START SOURCE INFORMATION

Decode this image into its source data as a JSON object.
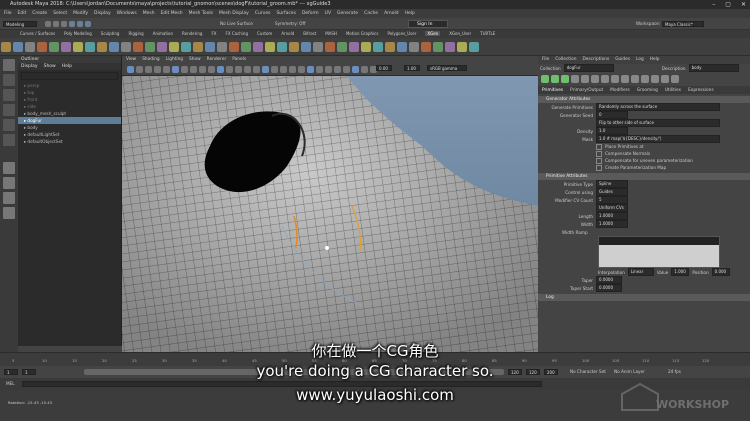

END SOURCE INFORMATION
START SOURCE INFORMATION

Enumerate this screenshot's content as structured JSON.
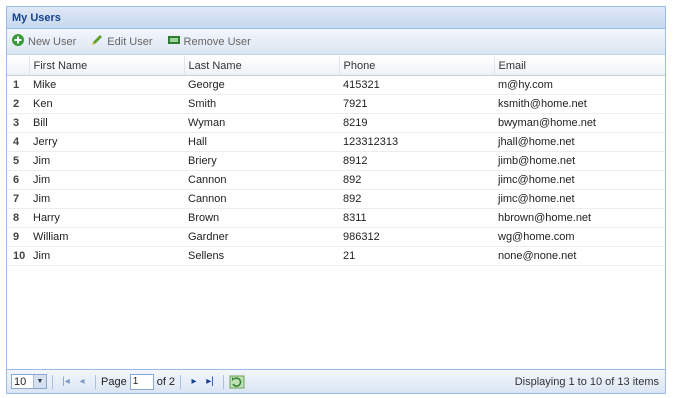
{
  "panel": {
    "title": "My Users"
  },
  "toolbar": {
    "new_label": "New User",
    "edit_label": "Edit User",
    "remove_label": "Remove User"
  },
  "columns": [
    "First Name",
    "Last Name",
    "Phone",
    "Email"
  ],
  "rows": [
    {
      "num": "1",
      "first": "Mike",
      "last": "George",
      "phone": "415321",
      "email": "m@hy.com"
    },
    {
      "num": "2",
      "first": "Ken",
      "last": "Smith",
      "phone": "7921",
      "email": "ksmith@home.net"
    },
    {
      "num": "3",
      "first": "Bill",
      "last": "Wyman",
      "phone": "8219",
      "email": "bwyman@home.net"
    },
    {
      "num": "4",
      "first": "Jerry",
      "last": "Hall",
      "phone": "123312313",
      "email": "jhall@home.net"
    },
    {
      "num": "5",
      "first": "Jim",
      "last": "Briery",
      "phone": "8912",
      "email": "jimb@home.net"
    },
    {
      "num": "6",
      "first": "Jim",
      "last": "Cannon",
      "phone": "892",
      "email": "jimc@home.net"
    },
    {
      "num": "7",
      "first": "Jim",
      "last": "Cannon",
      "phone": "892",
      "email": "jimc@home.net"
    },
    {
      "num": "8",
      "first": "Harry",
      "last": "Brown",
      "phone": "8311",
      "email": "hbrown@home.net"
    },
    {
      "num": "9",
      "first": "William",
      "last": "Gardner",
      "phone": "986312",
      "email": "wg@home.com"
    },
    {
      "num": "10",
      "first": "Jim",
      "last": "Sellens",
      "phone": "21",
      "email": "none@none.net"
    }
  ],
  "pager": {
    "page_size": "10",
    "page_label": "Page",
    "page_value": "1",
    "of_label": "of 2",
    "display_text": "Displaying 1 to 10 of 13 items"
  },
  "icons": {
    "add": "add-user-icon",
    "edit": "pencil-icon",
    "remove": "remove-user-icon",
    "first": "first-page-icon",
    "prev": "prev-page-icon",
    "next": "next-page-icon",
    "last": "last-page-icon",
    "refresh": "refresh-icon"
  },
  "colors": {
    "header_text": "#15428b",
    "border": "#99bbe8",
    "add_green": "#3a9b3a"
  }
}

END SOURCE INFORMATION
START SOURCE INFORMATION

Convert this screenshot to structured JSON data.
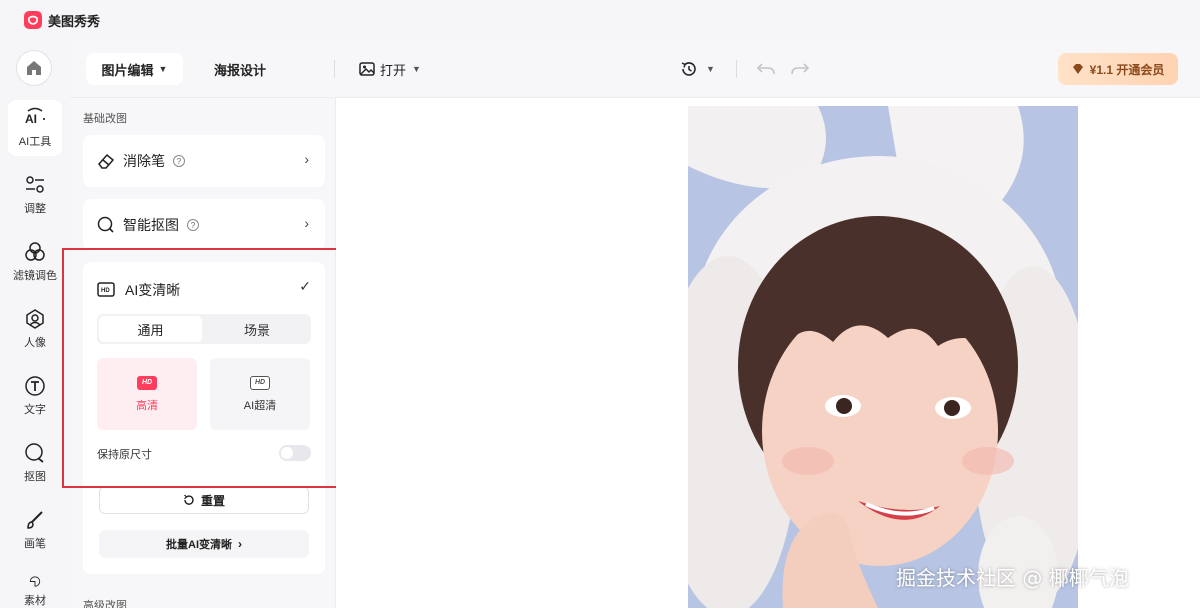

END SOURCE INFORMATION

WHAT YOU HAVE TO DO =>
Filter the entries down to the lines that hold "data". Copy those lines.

COMPLETED TASK =>
Decode this image into its source data as a JSON object.
Convert this screenshot to structured JSON data.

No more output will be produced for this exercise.